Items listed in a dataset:
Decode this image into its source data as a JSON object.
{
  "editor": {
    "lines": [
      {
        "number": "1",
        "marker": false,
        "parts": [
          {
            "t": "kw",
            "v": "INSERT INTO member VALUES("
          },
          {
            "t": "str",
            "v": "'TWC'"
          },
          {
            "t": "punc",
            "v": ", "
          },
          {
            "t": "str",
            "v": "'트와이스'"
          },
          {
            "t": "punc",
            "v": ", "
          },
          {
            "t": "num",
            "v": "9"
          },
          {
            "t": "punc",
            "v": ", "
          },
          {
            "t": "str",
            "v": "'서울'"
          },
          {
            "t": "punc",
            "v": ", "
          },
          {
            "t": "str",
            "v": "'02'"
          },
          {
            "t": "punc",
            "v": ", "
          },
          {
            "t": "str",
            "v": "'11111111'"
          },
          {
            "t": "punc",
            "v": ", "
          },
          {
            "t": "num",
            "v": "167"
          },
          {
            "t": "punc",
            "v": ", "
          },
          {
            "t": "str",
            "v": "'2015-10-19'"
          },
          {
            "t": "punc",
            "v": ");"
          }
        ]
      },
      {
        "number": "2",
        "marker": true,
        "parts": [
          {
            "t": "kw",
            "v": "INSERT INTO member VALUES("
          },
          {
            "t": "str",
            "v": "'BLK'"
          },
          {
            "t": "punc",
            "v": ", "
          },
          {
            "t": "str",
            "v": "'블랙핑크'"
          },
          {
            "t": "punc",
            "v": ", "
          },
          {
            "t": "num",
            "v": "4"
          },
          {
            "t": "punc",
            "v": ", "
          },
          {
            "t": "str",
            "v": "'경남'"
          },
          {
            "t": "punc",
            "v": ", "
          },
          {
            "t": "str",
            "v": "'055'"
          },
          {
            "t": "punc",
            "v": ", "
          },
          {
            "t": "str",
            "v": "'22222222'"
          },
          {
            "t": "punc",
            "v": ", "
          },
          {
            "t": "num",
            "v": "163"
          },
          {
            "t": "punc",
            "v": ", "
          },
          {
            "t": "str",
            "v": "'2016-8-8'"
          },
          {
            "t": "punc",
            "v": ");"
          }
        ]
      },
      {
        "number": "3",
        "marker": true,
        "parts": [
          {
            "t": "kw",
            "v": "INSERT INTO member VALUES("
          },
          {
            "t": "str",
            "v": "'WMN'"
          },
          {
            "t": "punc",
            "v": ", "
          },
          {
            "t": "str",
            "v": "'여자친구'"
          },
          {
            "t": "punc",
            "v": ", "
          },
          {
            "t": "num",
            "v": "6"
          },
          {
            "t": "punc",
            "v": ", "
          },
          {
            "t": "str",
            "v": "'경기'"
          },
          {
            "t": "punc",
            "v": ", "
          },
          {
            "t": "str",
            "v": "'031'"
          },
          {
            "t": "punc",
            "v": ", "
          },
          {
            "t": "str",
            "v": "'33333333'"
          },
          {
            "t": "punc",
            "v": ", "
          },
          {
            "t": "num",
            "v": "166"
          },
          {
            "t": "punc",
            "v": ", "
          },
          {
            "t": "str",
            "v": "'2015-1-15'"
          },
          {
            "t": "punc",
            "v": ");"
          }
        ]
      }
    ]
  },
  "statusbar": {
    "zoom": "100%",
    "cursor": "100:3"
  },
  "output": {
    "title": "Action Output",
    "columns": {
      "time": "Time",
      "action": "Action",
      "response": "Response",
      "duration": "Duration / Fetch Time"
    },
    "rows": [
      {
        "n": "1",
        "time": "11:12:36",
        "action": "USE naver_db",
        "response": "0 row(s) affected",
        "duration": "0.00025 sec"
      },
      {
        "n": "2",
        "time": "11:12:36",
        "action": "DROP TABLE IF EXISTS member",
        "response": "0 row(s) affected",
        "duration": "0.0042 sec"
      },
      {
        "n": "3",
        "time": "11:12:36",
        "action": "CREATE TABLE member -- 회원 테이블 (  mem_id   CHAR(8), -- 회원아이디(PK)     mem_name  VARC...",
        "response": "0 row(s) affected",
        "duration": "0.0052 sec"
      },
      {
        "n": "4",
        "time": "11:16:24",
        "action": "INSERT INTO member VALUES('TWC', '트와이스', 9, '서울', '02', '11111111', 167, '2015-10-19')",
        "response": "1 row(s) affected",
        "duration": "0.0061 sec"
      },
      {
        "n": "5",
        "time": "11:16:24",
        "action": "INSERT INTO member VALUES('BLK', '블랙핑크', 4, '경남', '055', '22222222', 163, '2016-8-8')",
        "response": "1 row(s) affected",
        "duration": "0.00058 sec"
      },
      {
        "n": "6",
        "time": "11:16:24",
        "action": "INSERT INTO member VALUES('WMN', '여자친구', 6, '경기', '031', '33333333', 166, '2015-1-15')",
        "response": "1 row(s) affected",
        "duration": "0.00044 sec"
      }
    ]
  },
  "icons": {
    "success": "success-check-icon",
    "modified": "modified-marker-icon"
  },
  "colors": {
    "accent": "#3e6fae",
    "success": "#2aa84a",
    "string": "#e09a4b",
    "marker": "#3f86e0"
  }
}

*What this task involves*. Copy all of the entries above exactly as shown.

*Problem solution*.
Decode this image into its source data as a JSON object.
{
  "editor": {
    "lines": [
      {
        "number": "1",
        "marker": false,
        "parts": [
          {
            "t": "kw",
            "v": "INSERT INTO member VALUES("
          },
          {
            "t": "str",
            "v": "'TWC'"
          },
          {
            "t": "punc",
            "v": ", "
          },
          {
            "t": "str",
            "v": "'트와이스'"
          },
          {
            "t": "punc",
            "v": ", "
          },
          {
            "t": "num",
            "v": "9"
          },
          {
            "t": "punc",
            "v": ", "
          },
          {
            "t": "str",
            "v": "'서울'"
          },
          {
            "t": "punc",
            "v": ", "
          },
          {
            "t": "str",
            "v": "'02'"
          },
          {
            "t": "punc",
            "v": ", "
          },
          {
            "t": "str",
            "v": "'11111111'"
          },
          {
            "t": "punc",
            "v": ", "
          },
          {
            "t": "num",
            "v": "167"
          },
          {
            "t": "punc",
            "v": ", "
          },
          {
            "t": "str",
            "v": "'2015-10-19'"
          },
          {
            "t": "punc",
            "v": ");"
          }
        ]
      },
      {
        "number": "2",
        "marker": true,
        "parts": [
          {
            "t": "kw",
            "v": "INSERT INTO member VALUES("
          },
          {
            "t": "str",
            "v": "'BLK'"
          },
          {
            "t": "punc",
            "v": ", "
          },
          {
            "t": "str",
            "v": "'블랙핑크'"
          },
          {
            "t": "punc",
            "v": ", "
          },
          {
            "t": "num",
            "v": "4"
          },
          {
            "t": "punc",
            "v": ", "
          },
          {
            "t": "str",
            "v": "'경남'"
          },
          {
            "t": "punc",
            "v": ", "
          },
          {
            "t": "str",
            "v": "'055'"
          },
          {
            "t": "punc",
            "v": ", "
          },
          {
            "t": "str",
            "v": "'22222222'"
          },
          {
            "t": "punc",
            "v": ", "
          },
          {
            "t": "num",
            "v": "163"
          },
          {
            "t": "punc",
            "v": ", "
          },
          {
            "t": "str",
            "v": "'2016-8-8'"
          },
          {
            "t": "punc",
            "v": ");"
          }
        ]
      },
      {
        "number": "3",
        "marker": true,
        "parts": [
          {
            "t": "kw",
            "v": "INSERT INTO member VALUES("
          },
          {
            "t": "str",
            "v": "'WMN'"
          },
          {
            "t": "punc",
            "v": ", "
          },
          {
            "t": "str",
            "v": "'여자친구'"
          },
          {
            "t": "punc",
            "v": ", "
          },
          {
            "t": "num",
            "v": "6"
          },
          {
            "t": "punc",
            "v": ", "
          },
          {
            "t": "str",
            "v": "'경기'"
          },
          {
            "t": "punc",
            "v": ", "
          },
          {
            "t": "str",
            "v": "'031'"
          },
          {
            "t": "punc",
            "v": ", "
          },
          {
            "t": "str",
            "v": "'33333333'"
          },
          {
            "t": "punc",
            "v": ", "
          },
          {
            "t": "num",
            "v": "166"
          },
          {
            "t": "punc",
            "v": ", "
          },
          {
            "t": "str",
            "v": "'2015-1-15'"
          },
          {
            "t": "punc",
            "v": ");"
          }
        ]
      }
    ]
  },
  "statusbar": {
    "zoom": "100%",
    "cursor": "100:3"
  },
  "output": {
    "title": "Action Output",
    "columns": {
      "time": "Time",
      "action": "Action",
      "response": "Response",
      "duration": "Duration / Fetch Time"
    },
    "rows": [
      {
        "n": "1",
        "time": "11:12:36",
        "action": "USE naver_db",
        "response": "0 row(s) affected",
        "duration": "0.00025 sec"
      },
      {
        "n": "2",
        "time": "11:12:36",
        "action": "DROP TABLE IF EXISTS member",
        "response": "0 row(s) affected",
        "duration": "0.0042 sec"
      },
      {
        "n": "3",
        "time": "11:12:36",
        "action": "CREATE TABLE member -- 회원 테이블 (  mem_id   CHAR(8), -- 회원아이디(PK)     mem_name  VARC...",
        "response": "0 row(s) affected",
        "duration": "0.0052 sec"
      },
      {
        "n": "4",
        "time": "11:16:24",
        "action": "INSERT INTO member VALUES('TWC', '트와이스', 9, '서울', '02', '11111111', 167, '2015-10-19')",
        "response": "1 row(s) affected",
        "duration": "0.0061 sec"
      },
      {
        "n": "5",
        "time": "11:16:24",
        "action": "INSERT INTO member VALUES('BLK', '블랙핑크', 4, '경남', '055', '22222222', 163, '2016-8-8')",
        "response": "1 row(s) affected",
        "duration": "0.00058 sec"
      },
      {
        "n": "6",
        "time": "11:16:24",
        "action": "INSERT INTO member VALUES('WMN', '여자친구', 6, '경기', '031', '33333333', 166, '2015-1-15')",
        "response": "1 row(s) affected",
        "duration": "0.00044 sec"
      }
    ]
  },
  "icons": {
    "success": "success-check-icon",
    "modified": "modified-marker-icon"
  },
  "colors": {
    "accent": "#3e6fae",
    "success": "#2aa84a",
    "string": "#e09a4b",
    "marker": "#3f86e0"
  }
}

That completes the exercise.